Realizing that their father was dead, Joseph’s brothers said, “What if Joseph still bears a grudge against us and pays us back in full for all the wrong that we did to him?” So they approached Joseph, saying, “Your father gave this instruction before he died, ‘Say to Joseph: I beg you, forgive the crime of your brothers and the wrong they did in harming you.’ Now therefore please forgive the crime of the servants of the God of your father.” Joseph wept when they spoke to him. Then his brothers also wept, fell down before him, and said, “We are here as your slaves.” But Joseph said to them, “Do not be afraid! Am I in the place of God? Even though you intended to do harm to me, God intended it for good, in order to preserve a numerous people, as he is doing today. So have no fear; I myself will provide for you and your little ones.” In this way he reassured them, speaking kindly to them. Genesis 50:15-21 (NRSV)
Are we in the place of God?
When it comes to exacting revenge, we shouldn’t presume to stand in the place of God, even though sometimes we really want to.
Surprisingly Joseph doesn’t choose to repay his brothers for selling him into slavery even though he would have every right to do so. In our lives there are so many times we want to take our pound of flesh from everyone who has wronged us, and we want to play the tit for tat game.
The problem with playing tit for tat- exacting our own revenge- is that we don’t have God’s perspective on the purpose of events in our lives.
Joseph’s brothers had no idea that the pesky younger brother who was their father’s favorite would be transformed from being a slave into a savior.

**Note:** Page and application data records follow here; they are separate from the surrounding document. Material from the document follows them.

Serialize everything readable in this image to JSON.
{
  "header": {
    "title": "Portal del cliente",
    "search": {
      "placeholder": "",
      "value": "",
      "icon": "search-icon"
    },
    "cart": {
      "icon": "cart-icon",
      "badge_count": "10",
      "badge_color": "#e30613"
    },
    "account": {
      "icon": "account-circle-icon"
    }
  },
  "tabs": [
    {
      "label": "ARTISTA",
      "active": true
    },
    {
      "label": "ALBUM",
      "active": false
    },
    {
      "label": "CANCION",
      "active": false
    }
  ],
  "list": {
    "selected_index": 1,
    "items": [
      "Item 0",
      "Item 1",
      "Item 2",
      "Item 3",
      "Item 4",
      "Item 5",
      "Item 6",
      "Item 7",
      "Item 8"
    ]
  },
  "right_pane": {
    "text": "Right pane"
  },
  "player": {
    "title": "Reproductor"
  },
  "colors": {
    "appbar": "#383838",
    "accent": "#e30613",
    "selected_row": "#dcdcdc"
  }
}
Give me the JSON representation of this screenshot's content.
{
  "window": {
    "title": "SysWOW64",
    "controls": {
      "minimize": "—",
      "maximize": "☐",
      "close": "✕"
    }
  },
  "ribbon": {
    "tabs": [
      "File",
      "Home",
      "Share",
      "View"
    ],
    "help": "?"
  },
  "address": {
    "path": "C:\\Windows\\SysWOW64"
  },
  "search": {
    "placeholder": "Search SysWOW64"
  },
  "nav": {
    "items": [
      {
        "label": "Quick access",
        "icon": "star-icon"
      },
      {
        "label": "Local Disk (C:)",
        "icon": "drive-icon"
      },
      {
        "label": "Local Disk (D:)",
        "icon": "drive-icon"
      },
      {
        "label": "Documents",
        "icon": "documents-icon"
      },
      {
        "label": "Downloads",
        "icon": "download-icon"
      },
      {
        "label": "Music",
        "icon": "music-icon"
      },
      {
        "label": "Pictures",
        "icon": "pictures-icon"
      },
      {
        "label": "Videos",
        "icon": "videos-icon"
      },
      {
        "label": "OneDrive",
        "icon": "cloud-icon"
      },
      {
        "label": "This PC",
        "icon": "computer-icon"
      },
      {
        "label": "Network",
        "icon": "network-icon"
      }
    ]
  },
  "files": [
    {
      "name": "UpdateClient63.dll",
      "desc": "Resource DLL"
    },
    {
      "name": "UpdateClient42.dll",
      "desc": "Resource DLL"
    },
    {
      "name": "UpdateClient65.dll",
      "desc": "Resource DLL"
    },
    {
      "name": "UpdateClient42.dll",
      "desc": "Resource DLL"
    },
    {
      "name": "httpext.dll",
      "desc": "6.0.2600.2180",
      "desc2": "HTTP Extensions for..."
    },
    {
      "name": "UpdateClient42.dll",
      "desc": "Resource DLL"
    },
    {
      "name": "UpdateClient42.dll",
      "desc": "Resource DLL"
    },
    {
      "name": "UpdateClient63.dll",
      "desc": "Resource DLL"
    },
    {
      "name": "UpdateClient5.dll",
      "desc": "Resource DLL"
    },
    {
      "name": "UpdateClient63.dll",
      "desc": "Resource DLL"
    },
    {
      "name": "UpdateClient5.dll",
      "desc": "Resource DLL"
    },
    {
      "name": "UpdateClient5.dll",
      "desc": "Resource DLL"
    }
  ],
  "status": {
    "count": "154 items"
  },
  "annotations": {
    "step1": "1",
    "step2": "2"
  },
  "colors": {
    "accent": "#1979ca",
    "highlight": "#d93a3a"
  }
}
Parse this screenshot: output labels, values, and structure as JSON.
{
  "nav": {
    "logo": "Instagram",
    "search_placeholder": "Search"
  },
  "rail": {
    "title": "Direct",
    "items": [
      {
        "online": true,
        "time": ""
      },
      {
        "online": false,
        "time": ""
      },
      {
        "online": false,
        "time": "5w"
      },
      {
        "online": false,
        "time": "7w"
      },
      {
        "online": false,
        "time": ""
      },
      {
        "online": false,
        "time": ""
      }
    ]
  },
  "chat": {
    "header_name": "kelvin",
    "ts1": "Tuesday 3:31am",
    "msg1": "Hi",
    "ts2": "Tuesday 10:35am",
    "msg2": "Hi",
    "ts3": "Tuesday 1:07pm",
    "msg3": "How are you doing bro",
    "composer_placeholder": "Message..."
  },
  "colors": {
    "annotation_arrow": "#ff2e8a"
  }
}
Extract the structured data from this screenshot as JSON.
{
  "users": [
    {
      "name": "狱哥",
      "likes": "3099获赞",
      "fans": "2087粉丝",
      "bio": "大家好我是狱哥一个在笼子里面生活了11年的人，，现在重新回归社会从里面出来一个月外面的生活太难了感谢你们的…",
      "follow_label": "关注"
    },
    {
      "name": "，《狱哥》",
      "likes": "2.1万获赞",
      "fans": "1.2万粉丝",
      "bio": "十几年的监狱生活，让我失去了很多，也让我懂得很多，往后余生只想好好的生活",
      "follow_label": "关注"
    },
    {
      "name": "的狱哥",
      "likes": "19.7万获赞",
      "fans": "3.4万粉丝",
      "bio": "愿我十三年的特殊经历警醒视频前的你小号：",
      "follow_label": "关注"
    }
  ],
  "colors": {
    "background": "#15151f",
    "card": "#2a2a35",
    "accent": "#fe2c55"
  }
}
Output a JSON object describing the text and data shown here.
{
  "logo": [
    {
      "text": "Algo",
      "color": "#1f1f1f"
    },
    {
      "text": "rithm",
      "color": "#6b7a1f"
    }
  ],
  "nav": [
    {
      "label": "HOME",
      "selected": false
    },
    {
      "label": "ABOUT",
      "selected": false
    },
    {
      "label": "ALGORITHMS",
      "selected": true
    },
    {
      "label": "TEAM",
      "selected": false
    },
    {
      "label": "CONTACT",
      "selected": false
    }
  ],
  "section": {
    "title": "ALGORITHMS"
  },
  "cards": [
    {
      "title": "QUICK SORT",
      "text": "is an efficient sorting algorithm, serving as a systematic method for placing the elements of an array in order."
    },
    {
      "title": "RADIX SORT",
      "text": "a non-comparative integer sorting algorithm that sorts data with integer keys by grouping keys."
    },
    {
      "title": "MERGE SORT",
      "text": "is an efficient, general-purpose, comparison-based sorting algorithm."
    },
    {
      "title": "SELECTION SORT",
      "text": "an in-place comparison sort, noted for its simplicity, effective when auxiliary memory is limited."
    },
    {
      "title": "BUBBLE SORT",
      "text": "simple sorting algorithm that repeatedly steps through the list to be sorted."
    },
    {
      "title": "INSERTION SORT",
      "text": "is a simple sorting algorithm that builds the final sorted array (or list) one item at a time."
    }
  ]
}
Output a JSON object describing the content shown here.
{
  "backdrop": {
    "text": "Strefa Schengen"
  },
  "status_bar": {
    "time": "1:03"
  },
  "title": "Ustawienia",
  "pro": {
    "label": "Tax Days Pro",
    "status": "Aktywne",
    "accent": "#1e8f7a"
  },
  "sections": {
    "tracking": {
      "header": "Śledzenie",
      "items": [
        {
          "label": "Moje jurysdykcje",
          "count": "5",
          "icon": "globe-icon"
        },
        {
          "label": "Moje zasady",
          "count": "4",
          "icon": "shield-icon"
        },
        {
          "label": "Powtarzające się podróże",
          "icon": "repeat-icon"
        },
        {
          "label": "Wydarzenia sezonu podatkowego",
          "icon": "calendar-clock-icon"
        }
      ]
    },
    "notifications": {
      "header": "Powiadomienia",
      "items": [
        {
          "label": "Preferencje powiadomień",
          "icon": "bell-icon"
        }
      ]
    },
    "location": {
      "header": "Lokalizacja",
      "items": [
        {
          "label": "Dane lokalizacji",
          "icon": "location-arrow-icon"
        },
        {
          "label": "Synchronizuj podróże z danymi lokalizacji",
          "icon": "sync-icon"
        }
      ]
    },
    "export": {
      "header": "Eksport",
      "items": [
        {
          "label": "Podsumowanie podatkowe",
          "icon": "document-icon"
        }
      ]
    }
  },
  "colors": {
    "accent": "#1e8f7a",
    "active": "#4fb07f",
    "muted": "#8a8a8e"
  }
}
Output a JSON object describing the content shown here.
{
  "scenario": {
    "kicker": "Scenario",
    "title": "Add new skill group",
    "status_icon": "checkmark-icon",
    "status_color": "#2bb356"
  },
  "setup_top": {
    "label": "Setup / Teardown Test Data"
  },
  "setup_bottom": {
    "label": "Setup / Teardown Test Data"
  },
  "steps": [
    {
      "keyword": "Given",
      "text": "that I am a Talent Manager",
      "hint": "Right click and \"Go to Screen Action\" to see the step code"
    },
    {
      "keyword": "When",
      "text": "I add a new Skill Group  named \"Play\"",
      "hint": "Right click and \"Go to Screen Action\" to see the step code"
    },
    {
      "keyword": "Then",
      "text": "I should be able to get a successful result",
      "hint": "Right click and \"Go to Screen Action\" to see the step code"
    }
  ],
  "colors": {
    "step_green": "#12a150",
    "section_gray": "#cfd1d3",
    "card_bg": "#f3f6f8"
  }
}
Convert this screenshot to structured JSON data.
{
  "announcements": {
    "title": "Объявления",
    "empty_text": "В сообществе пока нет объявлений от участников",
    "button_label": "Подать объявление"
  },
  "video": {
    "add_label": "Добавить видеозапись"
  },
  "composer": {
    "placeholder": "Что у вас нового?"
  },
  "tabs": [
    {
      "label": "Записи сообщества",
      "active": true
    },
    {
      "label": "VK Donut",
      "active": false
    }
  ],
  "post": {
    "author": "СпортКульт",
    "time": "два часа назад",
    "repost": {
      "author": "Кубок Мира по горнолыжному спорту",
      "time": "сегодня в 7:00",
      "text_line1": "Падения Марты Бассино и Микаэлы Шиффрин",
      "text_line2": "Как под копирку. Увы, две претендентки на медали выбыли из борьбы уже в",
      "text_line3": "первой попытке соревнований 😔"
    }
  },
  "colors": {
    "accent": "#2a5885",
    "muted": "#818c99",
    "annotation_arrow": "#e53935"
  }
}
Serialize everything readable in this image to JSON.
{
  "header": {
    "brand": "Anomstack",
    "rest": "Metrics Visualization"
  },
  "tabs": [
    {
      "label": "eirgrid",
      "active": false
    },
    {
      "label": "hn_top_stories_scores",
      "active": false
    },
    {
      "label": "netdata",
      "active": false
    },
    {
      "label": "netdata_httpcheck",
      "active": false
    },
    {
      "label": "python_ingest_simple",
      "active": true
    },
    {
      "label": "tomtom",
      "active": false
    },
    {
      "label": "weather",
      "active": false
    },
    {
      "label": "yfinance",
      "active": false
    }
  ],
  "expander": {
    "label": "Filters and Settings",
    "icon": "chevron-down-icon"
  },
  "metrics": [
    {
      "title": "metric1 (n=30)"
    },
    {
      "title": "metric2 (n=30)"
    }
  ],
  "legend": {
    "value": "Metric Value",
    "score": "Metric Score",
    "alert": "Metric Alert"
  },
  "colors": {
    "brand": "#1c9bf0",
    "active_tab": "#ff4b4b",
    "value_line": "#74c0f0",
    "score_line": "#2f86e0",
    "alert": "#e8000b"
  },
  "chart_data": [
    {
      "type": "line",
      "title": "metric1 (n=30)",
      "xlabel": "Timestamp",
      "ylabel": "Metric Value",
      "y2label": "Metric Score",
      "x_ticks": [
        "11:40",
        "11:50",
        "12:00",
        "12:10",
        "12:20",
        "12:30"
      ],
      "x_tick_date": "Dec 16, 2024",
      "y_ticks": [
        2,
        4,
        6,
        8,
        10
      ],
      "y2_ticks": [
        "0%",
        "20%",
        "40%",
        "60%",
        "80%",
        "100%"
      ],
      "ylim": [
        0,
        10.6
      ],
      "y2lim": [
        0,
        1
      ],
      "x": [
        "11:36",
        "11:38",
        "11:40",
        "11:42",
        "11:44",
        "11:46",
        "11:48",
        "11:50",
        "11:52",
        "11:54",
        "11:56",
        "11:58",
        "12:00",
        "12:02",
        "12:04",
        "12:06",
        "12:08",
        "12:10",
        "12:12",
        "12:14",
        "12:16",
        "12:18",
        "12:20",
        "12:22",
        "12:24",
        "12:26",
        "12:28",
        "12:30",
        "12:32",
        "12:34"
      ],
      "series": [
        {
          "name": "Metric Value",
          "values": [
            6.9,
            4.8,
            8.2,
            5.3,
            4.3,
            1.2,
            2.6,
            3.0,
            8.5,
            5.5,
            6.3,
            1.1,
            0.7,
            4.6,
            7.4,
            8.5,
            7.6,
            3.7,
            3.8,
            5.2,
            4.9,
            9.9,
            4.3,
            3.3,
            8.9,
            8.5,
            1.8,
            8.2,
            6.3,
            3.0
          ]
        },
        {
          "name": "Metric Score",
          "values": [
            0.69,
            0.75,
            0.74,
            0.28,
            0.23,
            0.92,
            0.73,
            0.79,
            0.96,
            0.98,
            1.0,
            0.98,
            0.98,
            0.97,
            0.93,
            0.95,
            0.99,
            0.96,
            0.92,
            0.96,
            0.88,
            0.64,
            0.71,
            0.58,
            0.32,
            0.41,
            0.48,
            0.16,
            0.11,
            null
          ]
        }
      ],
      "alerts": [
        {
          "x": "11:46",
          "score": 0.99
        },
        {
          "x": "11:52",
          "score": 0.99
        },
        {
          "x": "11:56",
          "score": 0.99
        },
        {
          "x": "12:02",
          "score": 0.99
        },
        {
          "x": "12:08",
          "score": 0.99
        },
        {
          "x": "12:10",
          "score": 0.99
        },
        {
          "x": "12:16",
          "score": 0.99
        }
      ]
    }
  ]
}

In some ways Joseph teaches us about one of his descendants- Jesus- Who became the suffering servant and ultimately the Savior of all.
Jesus gave Himself as a sacrifice and joined us in our humanity. Humanity rewarded Him by hanging Him on a tree to die.
Yet God’s mercy and grace abound even when we betray our fellow humans. Like Joseph, Jesus comes to us as a brother, a friend, and offers us provision in our times of desperation and need instead of the vengeance we deserve.
Joseph ended up in Egypt for the very purpose of preserving his family- a family that includes Jesus’ ancestors. God knew what was happening to Joseph was ultimately for good even though Joseph’s brothers intended their actions for evil.
How do we know that the cruelty someone else inflicts on us today may not end up as a means for us to glorify God?
Sometimes being merciful is hard. It’s difficult to forgive when we have been wounded. But sometimes that’s God’s plan for us, to forgive the unforgivable and love the unlovable.
We may not stand in the place of God, but we can trust that He stands with us, and that He will give us what we need to do the good things He intended for us to do. Even when it’s hard. Even when we want revenge.
For we are what he has made us, created in Christ Jesus for good works, which God prepared beforehand to be our way of life. Ephesians 2:10 (NRSV)